Stored dataset items
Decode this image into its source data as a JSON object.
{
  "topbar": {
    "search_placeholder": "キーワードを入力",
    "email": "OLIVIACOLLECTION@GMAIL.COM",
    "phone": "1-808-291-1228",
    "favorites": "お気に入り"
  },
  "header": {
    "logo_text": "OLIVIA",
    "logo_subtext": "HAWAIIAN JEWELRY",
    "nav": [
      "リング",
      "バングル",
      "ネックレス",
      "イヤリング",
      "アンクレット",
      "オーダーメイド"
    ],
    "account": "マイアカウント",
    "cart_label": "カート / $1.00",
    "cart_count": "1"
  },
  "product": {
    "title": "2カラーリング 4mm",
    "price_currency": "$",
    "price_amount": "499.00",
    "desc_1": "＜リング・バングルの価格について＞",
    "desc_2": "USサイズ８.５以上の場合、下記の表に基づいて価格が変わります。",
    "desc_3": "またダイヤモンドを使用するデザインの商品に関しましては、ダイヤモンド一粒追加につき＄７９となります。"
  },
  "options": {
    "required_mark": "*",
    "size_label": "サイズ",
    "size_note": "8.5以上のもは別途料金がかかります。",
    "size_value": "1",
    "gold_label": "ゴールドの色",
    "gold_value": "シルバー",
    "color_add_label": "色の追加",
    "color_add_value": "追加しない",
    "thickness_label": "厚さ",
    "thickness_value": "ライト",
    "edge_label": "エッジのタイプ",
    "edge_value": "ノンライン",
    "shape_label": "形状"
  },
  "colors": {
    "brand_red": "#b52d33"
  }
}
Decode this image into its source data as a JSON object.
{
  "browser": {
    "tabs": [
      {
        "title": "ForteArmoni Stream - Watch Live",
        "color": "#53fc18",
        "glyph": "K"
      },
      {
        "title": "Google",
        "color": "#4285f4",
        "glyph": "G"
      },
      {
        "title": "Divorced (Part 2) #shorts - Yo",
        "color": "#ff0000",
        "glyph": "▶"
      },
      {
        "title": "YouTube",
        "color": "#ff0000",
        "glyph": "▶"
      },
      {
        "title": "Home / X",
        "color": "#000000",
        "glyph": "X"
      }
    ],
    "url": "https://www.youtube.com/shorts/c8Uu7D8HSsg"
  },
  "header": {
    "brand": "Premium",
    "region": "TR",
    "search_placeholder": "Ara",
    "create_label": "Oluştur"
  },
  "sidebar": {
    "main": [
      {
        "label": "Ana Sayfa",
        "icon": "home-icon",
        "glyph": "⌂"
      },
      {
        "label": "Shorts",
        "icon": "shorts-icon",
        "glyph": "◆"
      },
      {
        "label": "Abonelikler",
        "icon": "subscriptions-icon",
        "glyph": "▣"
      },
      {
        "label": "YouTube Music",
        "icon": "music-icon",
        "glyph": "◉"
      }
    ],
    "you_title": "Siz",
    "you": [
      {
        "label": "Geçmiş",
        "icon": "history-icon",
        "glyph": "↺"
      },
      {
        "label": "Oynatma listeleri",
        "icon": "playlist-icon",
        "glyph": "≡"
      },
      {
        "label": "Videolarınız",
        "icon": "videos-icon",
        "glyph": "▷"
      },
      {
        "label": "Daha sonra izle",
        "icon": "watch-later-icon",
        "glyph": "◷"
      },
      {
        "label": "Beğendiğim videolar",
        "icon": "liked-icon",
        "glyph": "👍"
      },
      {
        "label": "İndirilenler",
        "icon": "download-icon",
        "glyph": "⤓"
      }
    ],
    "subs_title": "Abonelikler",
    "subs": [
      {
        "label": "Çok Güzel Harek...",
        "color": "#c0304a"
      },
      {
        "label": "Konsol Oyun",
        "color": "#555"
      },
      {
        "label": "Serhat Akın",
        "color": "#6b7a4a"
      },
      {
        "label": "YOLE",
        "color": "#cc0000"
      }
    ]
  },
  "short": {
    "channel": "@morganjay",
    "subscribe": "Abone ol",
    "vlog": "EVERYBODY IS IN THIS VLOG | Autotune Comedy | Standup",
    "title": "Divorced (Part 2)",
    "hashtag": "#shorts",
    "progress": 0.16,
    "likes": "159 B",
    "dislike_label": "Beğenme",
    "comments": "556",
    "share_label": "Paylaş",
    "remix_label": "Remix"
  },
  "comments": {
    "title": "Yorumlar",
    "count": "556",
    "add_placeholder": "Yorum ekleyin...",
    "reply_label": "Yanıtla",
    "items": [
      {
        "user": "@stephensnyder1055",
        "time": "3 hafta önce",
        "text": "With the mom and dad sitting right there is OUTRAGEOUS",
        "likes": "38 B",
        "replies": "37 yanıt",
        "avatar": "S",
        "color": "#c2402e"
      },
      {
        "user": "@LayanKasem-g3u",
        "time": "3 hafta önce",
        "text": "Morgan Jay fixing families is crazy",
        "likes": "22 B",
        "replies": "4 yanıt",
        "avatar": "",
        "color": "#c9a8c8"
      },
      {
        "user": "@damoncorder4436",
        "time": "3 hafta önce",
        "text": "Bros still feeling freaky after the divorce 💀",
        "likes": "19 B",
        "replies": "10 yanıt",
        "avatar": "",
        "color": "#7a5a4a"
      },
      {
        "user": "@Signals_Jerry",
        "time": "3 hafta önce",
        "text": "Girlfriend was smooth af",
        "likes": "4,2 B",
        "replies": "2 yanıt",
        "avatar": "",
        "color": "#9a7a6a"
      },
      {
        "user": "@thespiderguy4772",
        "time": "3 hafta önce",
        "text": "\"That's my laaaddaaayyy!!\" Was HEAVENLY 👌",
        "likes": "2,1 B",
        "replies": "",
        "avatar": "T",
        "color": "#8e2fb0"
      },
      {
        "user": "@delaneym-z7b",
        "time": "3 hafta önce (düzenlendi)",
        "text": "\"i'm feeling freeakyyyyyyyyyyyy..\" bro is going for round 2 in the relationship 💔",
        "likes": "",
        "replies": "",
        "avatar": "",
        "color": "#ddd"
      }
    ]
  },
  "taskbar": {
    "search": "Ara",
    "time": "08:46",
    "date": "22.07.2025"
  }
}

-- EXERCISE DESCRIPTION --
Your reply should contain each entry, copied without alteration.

-- RESULT OF THIS TASK --
Decode this image into its source data as a JSON object.
{
  "topbar": {
    "search_placeholder": "キーワードを入力",
    "email": "OLIVIACOLLECTION@GMAIL.COM",
    "phone": "1-808-291-1228",
    "favorites": "お気に入り"
  },
  "header": {
    "logo_text": "OLIVIA",
    "logo_subtext": "HAWAIIAN JEWELRY",
    "nav": [
      "リング",
      "バングル",
      "ネックレス",
      "イヤリング",
      "アンクレット",
      "オーダーメイド"
    ],
    "account": "マイアカウント",
    "cart_label": "カート / $1.00",
    "cart_count": "1"
  },
  "product": {
    "title": "2カラーリング 4mm",
    "price_currency": "$",
    "price_amount": "499.00",
    "desc_1": "＜リング・バングルの価格について＞",
    "desc_2": "USサイズ８.５以上の場合、下記の表に基づいて価格が変わります。",
    "desc_3": "またダイヤモンドを使用するデザインの商品に関しましては、ダイヤモンド一粒追加につき＄７９となります。"
  },
  "options": {
    "required_mark": "*",
    "size_label": "サイズ",
    "size_note": "8.5以上のもは別途料金がかかります。",
    "size_value": "1",
    "gold_label": "ゴールドの色",
    "gold_value": "シルバー",
    "color_add_label": "色の追加",
    "color_add_value": "追加しない",
    "thickness_label": "厚さ",
    "thickness_value": "ライト",
    "edge_label": "エッジのタイプ",
    "edge_value": "ノンライン",
    "shape_label": "形状"
  },
  "colors": {
    "brand_red": "#b52d33"
  }
}
Decode this image into its source data as a JSON object.
{
  "browser": {
    "tabs": [
      {
        "title": "ForteArmoni Stream - Watch Live",
        "color": "#53fc18",
        "glyph": "K"
      },
      {
        "title": "Google",
        "color": "#4285f4",
        "glyph": "G"
      },
      {
        "title": "Divorced (Part 2) #shorts - Yo",
        "color": "#ff0000",
        "glyph": "▶"
      },
      {
        "title": "YouTube",
        "color": "#ff0000",
        "glyph": "▶"
      },
      {
        "title": "Home / X",
        "color": "#000000",
        "glyph": "X"
      }
    ],
    "url": "https://www.youtube.com/shorts/c8Uu7D8HSsg"
  },
  "header": {
    "brand": "Premium",
    "region": "TR",
    "search_placeholder": "Ara",
    "create_label": "Oluştur"
  },
  "sidebar": {
    "main": [
      {
        "label": "Ana Sayfa",
        "icon": "home-icon",
        "glyph": "⌂"
      },
      {
        "label": "Shorts",
        "icon": "shorts-icon",
        "glyph": "◆"
      },
      {
        "label": "Abonelikler",
        "icon": "subscriptions-icon",
        "glyph": "▣"
      },
      {
        "label": "YouTube Music",
        "icon": "music-icon",
        "glyph": "◉"
      }
    ],
    "you_title": "Siz",
    "you": [
      {
        "label": "Geçmiş",
        "icon": "history-icon",
        "glyph": "↺"
      },
      {
        "label": "Oynatma listeleri",
        "icon": "playlist-icon",
        "glyph": "≡"
      },
      {
        "label": "Videolarınız",
        "icon": "videos-icon",
        "glyph": "▷"
      },
      {
        "label": "Daha sonra izle",
        "icon": "watch-later-icon",
        "glyph": "◷"
      },
      {
        "label": "Beğendiğim videolar",
        "icon": "liked-icon",
        "glyph": "👍"
      },
      {
        "label": "İndirilenler",
        "icon": "download-icon",
        "glyph": "⤓"
      }
    ],
    "subs_title": "Abonelikler",
    "subs": [
      {
        "label": "Çok Güzel Harek...",
        "color": "#c0304a"
      },
      {
        "label": "Konsol Oyun",
        "color": "#555"
      },
      {
        "label": "Serhat Akın",
        "color": "#6b7a4a"
      },
      {
        "label": "YOLE",
        "color": "#cc0000"
      }
    ]
  },
  "short": {
    "channel": "@morganjay",
    "subscribe": "Abone ol",
    "vlog": "EVERYBODY IS IN THIS VLOG | Autotune Comedy | Standup",
    "title": "Divorced (Part 2)",
    "hashtag": "#shorts",
    "progress": 0.16,
    "likes": "159 B",
    "dislike_label": "Beğenme",
    "comments": "556",
    "share_label": "Paylaş",
    "remix_label": "Remix"
  },
  "comments": {
    "title": "Yorumlar",
    "count": "556",
    "add_placeholder": "Yorum ekleyin...",
    "reply_label": "Yanıtla",
    "items": [
      {
        "user": "@stephensnyder1055",
        "time": "3 hafta önce",
        "text": "With the mom and dad sitting right there is OUTRAGEOUS",
        "likes": "38 B",
        "replies": "37 yanıt",
        "avatar": "S",
        "color": "#c2402e"
      },
      {
        "user": "@LayanKasem-g3u",
        "time": "3 hafta önce",
        "text": "Morgan Jay fixing families is crazy",
        "likes": "22 B",
        "replies": "4 yanıt",
        "avatar": "",
        "color": "#c9a8c8"
      },
      {
        "user": "@damoncorder4436",
        "time": "3 hafta önce",
        "text": "Bros still feeling freaky after the divorce 💀",
        "likes": "19 B",
        "replies": "10 yanıt",
        "avatar": "",
        "color": "#7a5a4a"
      },
      {
        "user": "@Signals_Jerry",
        "time": "3 hafta önce",
        "text": "Girlfriend was smooth af",
        "likes": "4,2 B",
        "replies": "2 yanıt",
        "avatar": "",
        "color": "#9a7a6a"
      },
      {
        "user": "@thespiderguy4772",
        "time": "3 hafta önce",
        "text": "\"That's my laaaddaaayyy!!\" Was HEAVENLY 👌",
        "likes": "2,1 B",
        "replies": "",
        "avatar": "T",
        "color": "#8e2fb0"
      },
      {
        "user": "@delaneym-z7b",
        "time": "3 hafta önce (düzenlendi)",
        "text": "\"i'm feeling freeakyyyyyyyyyyyy..\" bro is going for round 2 in the relationship 💔",
        "likes": "",
        "replies": "",
        "avatar": "",
        "color": "#ddd"
      }
    ]
  },
  "taskbar": {
    "search": "Ara",
    "time": "08:46",
    "date": "22.07.2025"
  }
}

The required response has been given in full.